Work instruction: Please return every record exactly as it appears.

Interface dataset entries
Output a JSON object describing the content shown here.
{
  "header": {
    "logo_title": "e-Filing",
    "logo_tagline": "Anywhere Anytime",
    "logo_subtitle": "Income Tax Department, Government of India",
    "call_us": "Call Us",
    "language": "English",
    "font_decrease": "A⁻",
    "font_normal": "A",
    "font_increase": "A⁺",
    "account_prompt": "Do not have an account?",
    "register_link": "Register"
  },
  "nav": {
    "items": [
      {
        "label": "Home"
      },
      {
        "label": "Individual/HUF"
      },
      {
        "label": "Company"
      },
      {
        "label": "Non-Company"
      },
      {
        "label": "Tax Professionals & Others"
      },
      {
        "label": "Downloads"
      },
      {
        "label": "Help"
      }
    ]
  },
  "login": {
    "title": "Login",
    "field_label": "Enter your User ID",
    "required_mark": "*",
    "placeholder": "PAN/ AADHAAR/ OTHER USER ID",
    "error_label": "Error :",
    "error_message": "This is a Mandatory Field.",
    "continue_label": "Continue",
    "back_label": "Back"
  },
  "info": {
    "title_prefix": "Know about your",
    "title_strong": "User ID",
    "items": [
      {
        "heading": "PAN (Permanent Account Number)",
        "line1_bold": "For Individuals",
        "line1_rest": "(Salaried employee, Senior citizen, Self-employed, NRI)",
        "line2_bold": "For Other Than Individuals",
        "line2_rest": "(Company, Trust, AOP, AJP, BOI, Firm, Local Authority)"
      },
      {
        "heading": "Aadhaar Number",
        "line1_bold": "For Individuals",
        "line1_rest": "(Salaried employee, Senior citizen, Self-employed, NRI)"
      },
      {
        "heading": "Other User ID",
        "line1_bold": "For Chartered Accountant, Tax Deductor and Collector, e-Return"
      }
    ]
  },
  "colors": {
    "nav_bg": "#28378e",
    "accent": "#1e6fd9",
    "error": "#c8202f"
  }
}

The completed task:
Output a JSON object describing the content shown here.
{
  "header": {
    "logo_title": "e-Filing",
    "logo_tagline": "Anywhere Anytime",
    "logo_subtitle": "Income Tax Department, Government of India",
    "call_us": "Call Us",
    "language": "English",
    "font_decrease": "A⁻",
    "font_normal": "A",
    "font_increase": "A⁺",
    "account_prompt": "Do not have an account?",
    "register_link": "Register"
  },
  "nav": {
    "items": [
      {
        "label": "Home"
      },
      {
        "label": "Individual/HUF"
      },
      {
        "label": "Company"
      },
      {
        "label": "Non-Company"
      },
      {
        "label": "Tax Professionals & Others"
      },
      {
        "label": "Downloads"
      },
      {
        "label": "Help"
      }
    ]
  },
  "login": {
    "title": "Login",
    "field_label": "Enter your User ID",
    "required_mark": "*",
    "placeholder": "PAN/ AADHAAR/ OTHER USER ID",
    "error_label": "Error :",
    "error_message": "This is a Mandatory Field.",
    "continue_label": "Continue",
    "back_label": "Back"
  },
  "info": {
    "title_prefix": "Know about your",
    "title_strong": "User ID",
    "items": [
      {
        "heading": "PAN (Permanent Account Number)",
        "line1_bold": "For Individuals",
        "line1_rest": "(Salaried employee, Senior citizen, Self-employed, NRI)",
        "line2_bold": "For Other Than Individuals",
        "line2_rest": "(Company, Trust, AOP, AJP, BOI, Firm, Local Authority)"
      },
      {
        "heading": "Aadhaar Number",
        "line1_bold": "For Individuals",
        "line1_rest": "(Salaried employee, Senior citizen, Self-employed, NRI)"
      },
      {
        "heading": "Other User ID",
        "line1_bold": "For Chartered Accountant, Tax Deductor and Collector, e-Return"
      }
    ]
  },
  "colors": {
    "nav_bg": "#28378e",
    "accent": "#1e6fd9",
    "error": "#c8202f"
  }
}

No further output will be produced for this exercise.